*** Block opens ***
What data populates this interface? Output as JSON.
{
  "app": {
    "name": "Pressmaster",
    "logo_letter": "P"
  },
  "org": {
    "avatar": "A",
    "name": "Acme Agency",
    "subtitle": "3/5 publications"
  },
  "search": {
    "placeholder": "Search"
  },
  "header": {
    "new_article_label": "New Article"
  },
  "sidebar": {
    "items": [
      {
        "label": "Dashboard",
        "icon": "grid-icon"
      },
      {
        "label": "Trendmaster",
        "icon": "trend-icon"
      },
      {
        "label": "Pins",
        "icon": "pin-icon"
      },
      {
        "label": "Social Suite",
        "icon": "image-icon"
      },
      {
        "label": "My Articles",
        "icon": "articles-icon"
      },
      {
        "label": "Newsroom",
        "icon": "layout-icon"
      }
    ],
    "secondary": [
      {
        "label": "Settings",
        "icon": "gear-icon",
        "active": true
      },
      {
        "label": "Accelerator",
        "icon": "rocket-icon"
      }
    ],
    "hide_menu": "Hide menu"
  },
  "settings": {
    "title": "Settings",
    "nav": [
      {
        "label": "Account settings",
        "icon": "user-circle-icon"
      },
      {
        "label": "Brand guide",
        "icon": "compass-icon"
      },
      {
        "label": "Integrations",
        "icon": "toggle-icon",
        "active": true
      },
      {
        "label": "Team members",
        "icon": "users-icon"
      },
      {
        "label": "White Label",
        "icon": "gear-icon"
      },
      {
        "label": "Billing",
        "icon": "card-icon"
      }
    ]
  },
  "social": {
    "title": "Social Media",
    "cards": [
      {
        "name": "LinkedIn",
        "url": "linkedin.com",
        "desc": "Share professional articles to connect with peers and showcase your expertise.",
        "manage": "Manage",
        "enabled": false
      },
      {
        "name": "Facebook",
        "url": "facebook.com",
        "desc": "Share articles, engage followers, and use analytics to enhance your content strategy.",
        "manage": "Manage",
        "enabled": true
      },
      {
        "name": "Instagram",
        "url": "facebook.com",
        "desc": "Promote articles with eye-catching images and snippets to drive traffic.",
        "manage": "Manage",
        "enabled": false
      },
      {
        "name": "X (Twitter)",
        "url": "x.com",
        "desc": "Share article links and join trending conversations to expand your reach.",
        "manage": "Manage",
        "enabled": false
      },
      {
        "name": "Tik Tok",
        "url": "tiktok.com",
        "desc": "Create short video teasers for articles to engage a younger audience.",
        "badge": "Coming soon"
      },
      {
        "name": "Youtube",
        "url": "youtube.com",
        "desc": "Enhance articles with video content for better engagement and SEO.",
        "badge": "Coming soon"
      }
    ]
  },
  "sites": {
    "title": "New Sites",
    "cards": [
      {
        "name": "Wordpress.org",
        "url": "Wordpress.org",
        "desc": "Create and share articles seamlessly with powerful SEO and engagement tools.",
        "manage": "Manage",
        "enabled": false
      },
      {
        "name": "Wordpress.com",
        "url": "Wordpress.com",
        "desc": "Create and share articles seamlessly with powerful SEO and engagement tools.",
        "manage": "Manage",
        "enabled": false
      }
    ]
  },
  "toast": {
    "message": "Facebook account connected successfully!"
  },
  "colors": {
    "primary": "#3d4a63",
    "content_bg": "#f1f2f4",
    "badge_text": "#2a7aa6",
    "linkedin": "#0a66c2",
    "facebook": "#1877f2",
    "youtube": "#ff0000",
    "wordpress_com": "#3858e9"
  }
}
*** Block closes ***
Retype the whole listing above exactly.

Solution to the problem
What data populates this interface? Output as JSON.
{
  "app": {
    "name": "Pressmaster",
    "logo_letter": "P"
  },
  "org": {
    "avatar": "A",
    "name": "Acme Agency",
    "subtitle": "3/5 publications"
  },
  "search": {
    "placeholder": "Search"
  },
  "header": {
    "new_article_label": "New Article"
  },
  "sidebar": {
    "items": [
      {
        "label": "Dashboard",
        "icon": "grid-icon"
      },
      {
        "label": "Trendmaster",
        "icon": "trend-icon"
      },
      {
        "label": "Pins",
        "icon": "pin-icon"
      },
      {
        "label": "Social Suite",
        "icon": "image-icon"
      },
      {
        "label": "My Articles",
        "icon": "articles-icon"
      },
      {
        "label": "Newsroom",
        "icon": "layout-icon"
      }
    ],
    "secondary": [
      {
        "label": "Settings",
        "icon": "gear-icon",
        "active": true
      },
      {
        "label": "Accelerator",
        "icon": "rocket-icon"
      }
    ],
    "hide_menu": "Hide menu"
  },
  "settings": {
    "title": "Settings",
    "nav": [
      {
        "label": "Account settings",
        "icon": "user-circle-icon"
      },
      {
        "label": "Brand guide",
        "icon": "compass-icon"
      },
      {
        "label": "Integrations",
        "icon": "toggle-icon",
        "active": true
      },
      {
        "label": "Team members",
        "icon": "users-icon"
      },
      {
        "label": "White Label",
        "icon": "gear-icon"
      },
      {
        "label": "Billing",
        "icon": "card-icon"
      }
    ]
  },
  "social": {
    "title": "Social Media",
    "cards": [
      {
        "name": "LinkedIn",
        "url": "linkedin.com",
        "desc": "Share professional articles to connect with peers and showcase your expertise.",
        "manage": "Manage",
        "enabled": false
      },
      {
        "name": "Facebook",
        "url": "facebook.com",
        "desc": "Share articles, engage followers, and use analytics to enhance your content strategy.",
        "manage": "Manage",
        "enabled": true
      },
      {
        "name": "Instagram",
        "url": "facebook.com",
        "desc": "Promote articles with eye-catching images and snippets to drive traffic.",
        "manage": "Manage",
        "enabled": false
      },
      {
        "name": "X (Twitter)",
        "url": "x.com",
        "desc": "Share article links and join trending conversations to expand your reach.",
        "manage": "Manage",
        "enabled": false
      },
      {
        "name": "Tik Tok",
        "url": "tiktok.com",
        "desc": "Create short video teasers for articles to engage a younger audience.",
        "badge": "Coming soon"
      },
      {
        "name": "Youtube",
        "url": "youtube.com",
        "desc": "Enhance articles with video content for better engagement and SEO.",
        "badge": "Coming soon"
      }
    ]
  },
  "sites": {
    "title": "New Sites",
    "cards": [
      {
        "name": "Wordpress.org",
        "url": "Wordpress.org",
        "desc": "Create and share articles seamlessly with powerful SEO and engagement tools.",
        "manage": "Manage",
        "enabled": false
      },
      {
        "name": "Wordpress.com",
        "url": "Wordpress.com",
        "desc": "Create and share articles seamlessly with powerful SEO and engagement tools.",
        "manage": "Manage",
        "enabled": false
      }
    ]
  },
  "toast": {
    "message": "Facebook account connected successfully!"
  },
  "colors": {
    "primary": "#3d4a63",
    "content_bg": "#f1f2f4",
    "badge_text": "#2a7aa6",
    "linkedin": "#0a66c2",
    "facebook": "#1877f2",
    "youtube": "#ff0000",
    "wordpress_com": "#3858e9"
  }
}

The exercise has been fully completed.